Despite slim chances of taking the governor’s office, Independent gubernatorial candidate Joe Visconti could be a major player in pushing one of the two primary contenders over the top in next week’s election.

Visconti, a Tea Party Republican, collected over 10,000 signatures and entered the race as a petitioning candidate in late August. According to the candidate’s website, his campaign promises voters a repeal of the comprehensive gun control package passed by Gov. Dannel Malloy after Newtown and a relaxation of Common Core education standards in the state. According to a Quinnipiac University poll released last Wednesday, Visconti has garnered support from nine percent of Connecticut voters. Yet, while this data indicates that Visconti will not win the governor’s seat, the third party candidate has pulled votes from both Republican Tom Foley and Malloy.

Tyler Blackmon ’16, elections coordinator for the Yale College Democrats and a staff columnist for the News, said Visconti’s clarity regarding his positions on these issues has made him an attractive candidate for conservative voters.

“Visconti offers at least a clear position for Republican voters, even if it is a little far right,” Blackmon said.

In an interview with the News in late August, Yale College Republicans President Andrea Barragan ’16 said Visconti’s candidacy could potentially complicate conservatives’ effort to unseat Malloy, but added that the Independent candidate could also not ultimately impact the race. Of 15 Yale students interviewed, only two said that they knew of Visconti.

While some said Visconti is pulling votes from his Republican opponent, others said there is a fair share of Democrats supporting Visconti over Malloy. Gary Rose, political science professor at Sacred Heart University, said that despite Visconti’s own political affiliation as Republican, only about 50 percent of Visconti’s voters would say their second-choice candidate was Foley, while the other half would support Malloy as an alternative. But Blackmon said he thinks the nine percent supporting Visconti is mostly Republican.

According to Rose, the 4.5 percent of voters that Visconti is taking from Foley are Second Amendment enthusiasts — Connecticut residents unsatisfied with Foley’s position on the Newtown bill against gun violence.

“If the legislature handed me a repeal provision of that bill, I would sign it,” Foley said at a debate on Oct. 9. “That’s not saying I would seek repeal of the bill.”

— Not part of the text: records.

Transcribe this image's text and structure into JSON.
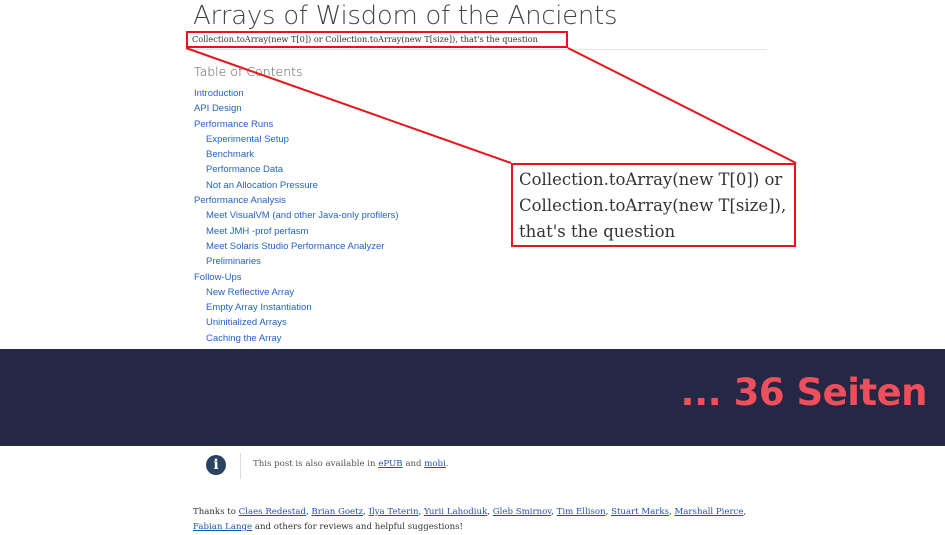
{
  "article": {
    "title": "Arrays of Wisdom of the Ancients",
    "subtitle": "Collection.toArray(new T[0]) or Collection.toArray(new T[size]), that's the question"
  },
  "toc": {
    "heading": "Table of Contents",
    "items": [
      {
        "label": "Introduction",
        "level": 1
      },
      {
        "label": "API Design",
        "level": 1
      },
      {
        "label": "Performance Runs",
        "level": 1
      },
      {
        "label": "Experimental Setup",
        "level": 2
      },
      {
        "label": "Benchmark",
        "level": 2
      },
      {
        "label": "Performance Data",
        "level": 2
      },
      {
        "label": "Not an Allocation Pressure",
        "level": 2
      },
      {
        "label": "Performance Analysis",
        "level": 1
      },
      {
        "label": "Meet VisualVM (and other Java-only profilers)",
        "level": 2
      },
      {
        "label": "Meet JMH -prof perfasm",
        "level": 2
      },
      {
        "label": "Meet Solaris Studio Performance Analyzer",
        "level": 2
      },
      {
        "label": "Preliminaries",
        "level": 2
      },
      {
        "label": "Follow-Ups",
        "level": 1
      },
      {
        "label": "New Reflective Array",
        "level": 2
      },
      {
        "label": "Empty Array Instantiation",
        "level": 2
      },
      {
        "label": "Uninitialized Arrays",
        "level": 2
      },
      {
        "label": "Caching the Array",
        "level": 2
      }
    ]
  },
  "callout": {
    "line1": "Collection.toArray(new T[0]) or",
    "line2": "Collection.toArray(new T[size]),",
    "line3": "that's the question"
  },
  "banner": {
    "text": "... 36 Seiten"
  },
  "notice": {
    "icon": "info-icon",
    "prefix": "This post is also available in ",
    "link1": "ePUB",
    "middle": " and ",
    "link2": "mobi",
    "suffix": "."
  },
  "thanks": {
    "prefix": "Thanks to ",
    "names": [
      "Claes Redestad",
      "Brian Goetz",
      "Ilya Teterin",
      "Yurii Lahodiuk",
      "Gleb Smirnov",
      "Tim Ellison",
      "Stuart Marks",
      "Marshall Pierce",
      "Fabian Lange"
    ],
    "suffix": " and others for reviews and helpful suggestions!"
  },
  "colors": {
    "highlight": "#e8141c",
    "link": "#2563c4",
    "banner_bg": "#252845",
    "banner_text": "#ee4f5d"
  }
}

According to Rose, Foley’s opposition to the gun bill stems from his belief that the bill, in its current state, is unclear about the distinction between gun rights of citizens with histories of mental health issues and the rights of those without.

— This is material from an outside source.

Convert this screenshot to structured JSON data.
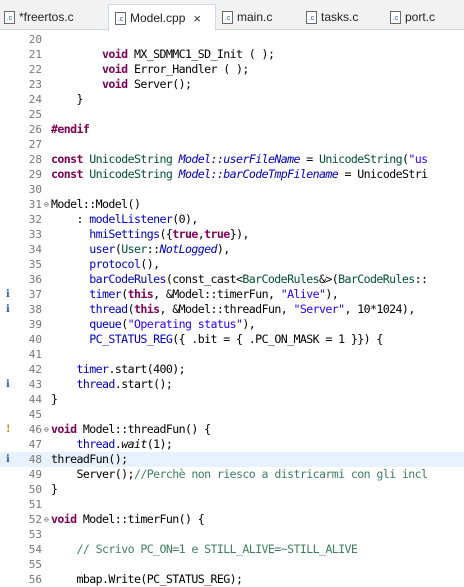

In contrast, Visconti has stated explicitly on his campaign website that, if elected, he will submit a bill to repeal Malloy’s gun law package. In a debate last week, Visconti said Connecticut gun owners have unjustly been blamed for the fatal shooting at Sandy Hook last year.

Rose said the gun-enthusiast voters in support of Visconti are not all Republicans. Indeed, some of the Connecticut citizens attracted to the Independent candidate’s platform for its defense of the Second Amendment are Democrats who own guns, he said.

According to Rose, Visconti’s position on the state’s Common Core standards, which require students to take certain additional tests and standardize math and English curriculums in public schools, has also attracted teachers in both high-achieving districts and inner-city schools. He added that teachers in high-achieving districts believe that the standards are “dumbing down” their curriculums, while inner-city teachers take issue with the pressure to meet the several standards.

Rose said he believes that the nine percent of Connecticut residents currently supporting Visconti are doing so to make a statement against one of these two issues.

“I think it’s largely a protest vote,” he said. “I would say it’s disaffected Democrats and disaffected Republicans who are just against the system of government and against the candidates nominated by the two parties,” he said.

Visconti faced Malloy in a debate last Thursday, which Foley did not attend. Visconti underscored his opposition to Malloy’s gun bill and to the Common Core standards, but Malloy geared his attacks towards Foley instead of Visconti. He criticized Foley for sitting out the debate, dubbing the decision “rude.”